The answer is an exact repeat of the entries below, with the pictures omitted.

━━━━━ Data to examine ━━━━━

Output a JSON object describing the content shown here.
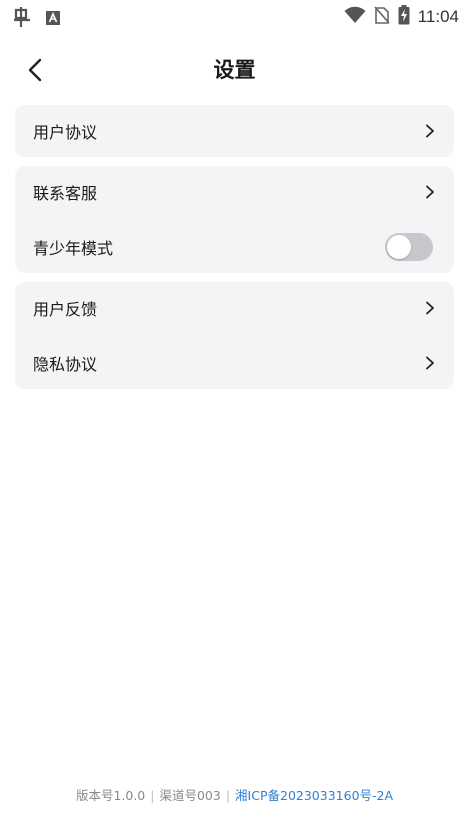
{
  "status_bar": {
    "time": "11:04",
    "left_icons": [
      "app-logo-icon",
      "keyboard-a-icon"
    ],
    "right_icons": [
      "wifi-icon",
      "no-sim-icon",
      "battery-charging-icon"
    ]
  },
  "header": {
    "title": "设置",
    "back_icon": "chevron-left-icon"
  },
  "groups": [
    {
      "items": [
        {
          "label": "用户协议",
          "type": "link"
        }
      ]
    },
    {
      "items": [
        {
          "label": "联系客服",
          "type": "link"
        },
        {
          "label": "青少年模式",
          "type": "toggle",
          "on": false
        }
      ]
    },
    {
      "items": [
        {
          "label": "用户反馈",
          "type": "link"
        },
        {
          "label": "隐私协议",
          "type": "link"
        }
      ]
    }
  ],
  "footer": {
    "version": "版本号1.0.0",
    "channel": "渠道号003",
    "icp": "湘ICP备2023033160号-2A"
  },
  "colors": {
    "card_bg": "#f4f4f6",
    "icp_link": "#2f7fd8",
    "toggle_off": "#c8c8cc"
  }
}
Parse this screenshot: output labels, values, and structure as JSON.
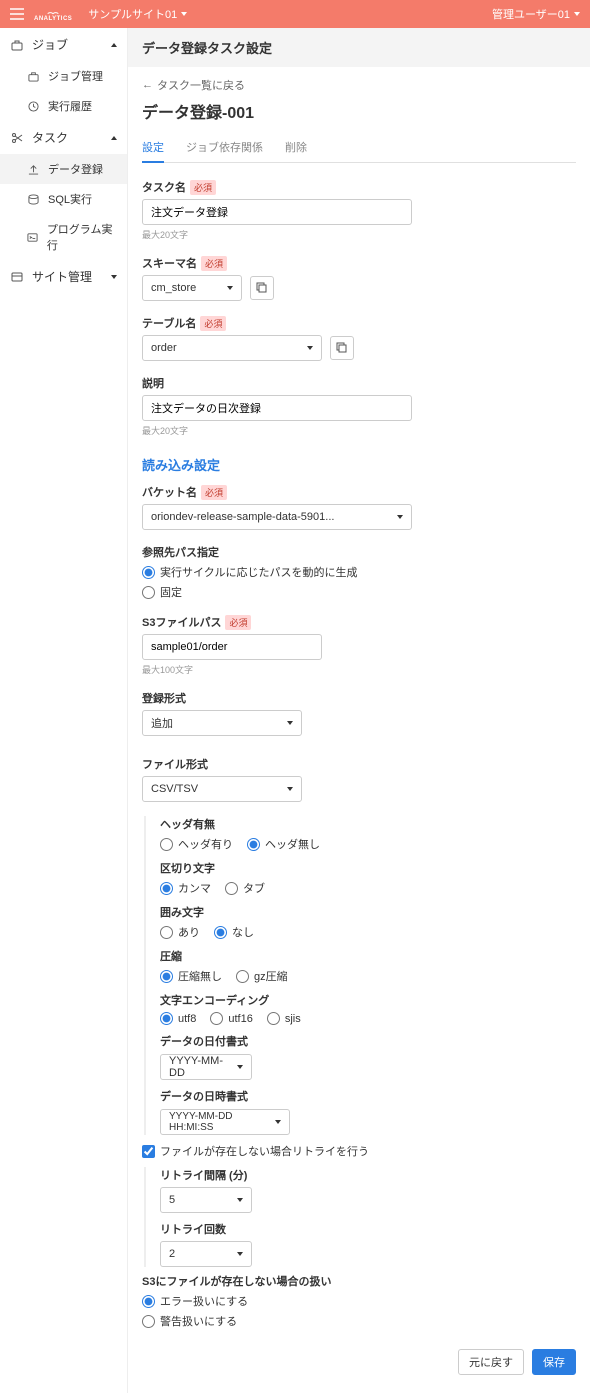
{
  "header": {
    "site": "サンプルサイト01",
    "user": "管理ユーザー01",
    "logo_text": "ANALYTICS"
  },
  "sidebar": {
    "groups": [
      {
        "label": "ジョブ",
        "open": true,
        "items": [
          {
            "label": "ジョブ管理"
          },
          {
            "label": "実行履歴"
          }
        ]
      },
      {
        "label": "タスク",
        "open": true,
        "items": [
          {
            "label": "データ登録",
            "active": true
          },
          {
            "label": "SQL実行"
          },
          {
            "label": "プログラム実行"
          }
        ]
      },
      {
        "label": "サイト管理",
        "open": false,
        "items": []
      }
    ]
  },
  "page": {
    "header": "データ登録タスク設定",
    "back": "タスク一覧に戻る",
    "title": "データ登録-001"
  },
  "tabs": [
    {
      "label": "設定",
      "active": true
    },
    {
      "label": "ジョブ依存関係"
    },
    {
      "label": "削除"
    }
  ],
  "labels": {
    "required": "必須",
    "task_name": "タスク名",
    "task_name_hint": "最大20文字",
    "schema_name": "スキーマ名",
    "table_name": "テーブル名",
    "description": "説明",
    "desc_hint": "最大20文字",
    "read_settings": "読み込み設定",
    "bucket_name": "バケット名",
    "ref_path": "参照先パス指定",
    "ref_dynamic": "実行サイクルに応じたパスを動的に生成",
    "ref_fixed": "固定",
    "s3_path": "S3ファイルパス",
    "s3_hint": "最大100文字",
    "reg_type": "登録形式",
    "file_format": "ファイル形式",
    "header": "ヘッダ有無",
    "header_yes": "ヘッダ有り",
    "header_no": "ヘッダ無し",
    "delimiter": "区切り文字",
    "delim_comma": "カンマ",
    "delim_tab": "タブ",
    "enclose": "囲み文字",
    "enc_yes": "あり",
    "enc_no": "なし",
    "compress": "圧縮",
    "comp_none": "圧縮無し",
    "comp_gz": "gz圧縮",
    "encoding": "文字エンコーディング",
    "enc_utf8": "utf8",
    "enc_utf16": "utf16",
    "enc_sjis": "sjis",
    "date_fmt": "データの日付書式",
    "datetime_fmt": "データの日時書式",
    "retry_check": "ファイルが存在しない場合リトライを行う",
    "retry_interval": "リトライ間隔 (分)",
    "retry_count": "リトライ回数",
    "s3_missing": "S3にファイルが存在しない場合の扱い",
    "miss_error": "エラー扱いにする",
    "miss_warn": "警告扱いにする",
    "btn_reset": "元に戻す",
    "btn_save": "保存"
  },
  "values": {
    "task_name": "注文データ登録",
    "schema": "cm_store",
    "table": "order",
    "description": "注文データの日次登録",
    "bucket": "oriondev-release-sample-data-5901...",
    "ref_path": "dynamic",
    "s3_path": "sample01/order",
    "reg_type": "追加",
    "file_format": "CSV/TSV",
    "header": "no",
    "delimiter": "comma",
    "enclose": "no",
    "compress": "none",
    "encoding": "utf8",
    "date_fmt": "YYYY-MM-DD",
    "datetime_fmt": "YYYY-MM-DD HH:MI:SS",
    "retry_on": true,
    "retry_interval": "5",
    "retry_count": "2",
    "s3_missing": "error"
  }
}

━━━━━

## Response to this exercise
Output a JSON object describing the content shown here.
{
  "status_bar": {
    "time": "11:04",
    "left_icons": [
      "app-logo-icon",
      "keyboard-a-icon"
    ],
    "right_icons": [
      "wifi-icon",
      "no-sim-icon",
      "battery-charging-icon"
    ]
  },
  "header": {
    "title": "设置",
    "back_icon": "chevron-left-icon"
  },
  "groups": [
    {
      "items": [
        {
          "label": "用户协议",
          "type": "link"
        }
      ]
    },
    {
      "items": [
        {
          "label": "联系客服",
          "type": "link"
        },
        {
          "label": "青少年模式",
          "type": "toggle",
          "on": false
        }
      ]
    },
    {
      "items": [
        {
          "label": "用户反馈",
          "type": "link"
        },
        {
          "label": "隐私协议",
          "type": "link"
        }
      ]
    }
  ],
  "footer": {
    "version": "版本号1.0.0",
    "channel": "渠道号003",
    "icp": "湘ICP备2023033160号-2A"
  },
  "colors": {
    "card_bg": "#f4f4f6",
    "icp_link": "#2f7fd8",
    "toggle_off": "#c8c8cc"
  }
}
Parse this screenshot: output labels, values, and structure as JSON.
{
  "header": {
    "site": "サンプルサイト01",
    "user": "管理ユーザー01",
    "logo_text": "ANALYTICS"
  },
  "sidebar": {
    "groups": [
      {
        "label": "ジョブ",
        "open": true,
        "items": [
          {
            "label": "ジョブ管理"
          },
          {
            "label": "実行履歴"
          }
        ]
      },
      {
        "label": "タスク",
        "open": true,
        "items": [
          {
            "label": "データ登録",
            "active": true
          },
          {
            "label": "SQL実行"
          },
          {
            "label": "プログラム実行"
          }
        ]
      },
      {
        "label": "サイト管理",
        "open": false,
        "items": []
      }
    ]
  },
  "page": {
    "header": "データ登録タスク設定",
    "back": "タスク一覧に戻る",
    "title": "データ登録-001"
  },
  "tabs": [
    {
      "label": "設定",
      "active": true
    },
    {
      "label": "ジョブ依存関係"
    },
    {
      "label": "削除"
    }
  ],
  "labels": {
    "required": "必須",
    "task_name": "タスク名",
    "task_name_hint": "最大20文字",
    "schema_name": "スキーマ名",
    "table_name": "テーブル名",
    "description": "説明",
    "desc_hint": "最大20文字",
    "read_settings": "読み込み設定",
    "bucket_name": "バケット名",
    "ref_path": "参照先パス指定",
    "ref_dynamic": "実行サイクルに応じたパスを動的に生成",
    "ref_fixed": "固定",
    "s3_path": "S3ファイルパス",
    "s3_hint": "最大100文字",
    "reg_type": "登録形式",
    "file_format": "ファイル形式",
    "header": "ヘッダ有無",
    "header_yes": "ヘッダ有り",
    "header_no": "ヘッダ無し",
    "delimiter": "区切り文字",
    "delim_comma": "カンマ",
    "delim_tab": "タブ",
    "enclose": "囲み文字",
    "enc_yes": "あり",
    "enc_no": "なし",
    "compress": "圧縮",
    "comp_none": "圧縮無し",
    "comp_gz": "gz圧縮",
    "encoding": "文字エンコーディング",
    "enc_utf8": "utf8",
    "enc_utf16": "utf16",
    "enc_sjis": "sjis",
    "date_fmt": "データの日付書式",
    "datetime_fmt": "データの日時書式",
    "retry_check": "ファイルが存在しない場合リトライを行う",
    "retry_interval": "リトライ間隔 (分)",
    "retry_count": "リトライ回数",
    "s3_missing": "S3にファイルが存在しない場合の扱い",
    "miss_error": "エラー扱いにする",
    "miss_warn": "警告扱いにする",
    "btn_reset": "元に戻す",
    "btn_save": "保存"
  },
  "values": {
    "task_name": "注文データ登録",
    "schema": "cm_store",
    "table": "order",
    "description": "注文データの日次登録",
    "bucket": "oriondev-release-sample-data-5901...",
    "ref_path": "dynamic",
    "s3_path": "sample01/order",
    "reg_type": "追加",
    "file_format": "CSV/TSV",
    "header": "no",
    "delimiter": "comma",
    "enclose": "no",
    "compress": "none",
    "encoding": "utf8",
    "date_fmt": "YYYY-MM-DD",
    "datetime_fmt": "YYYY-MM-DD HH:MI:SS",
    "retry_on": true,
    "retry_interval": "5",
    "retry_count": "2",
    "s3_missing": "error"
  }
}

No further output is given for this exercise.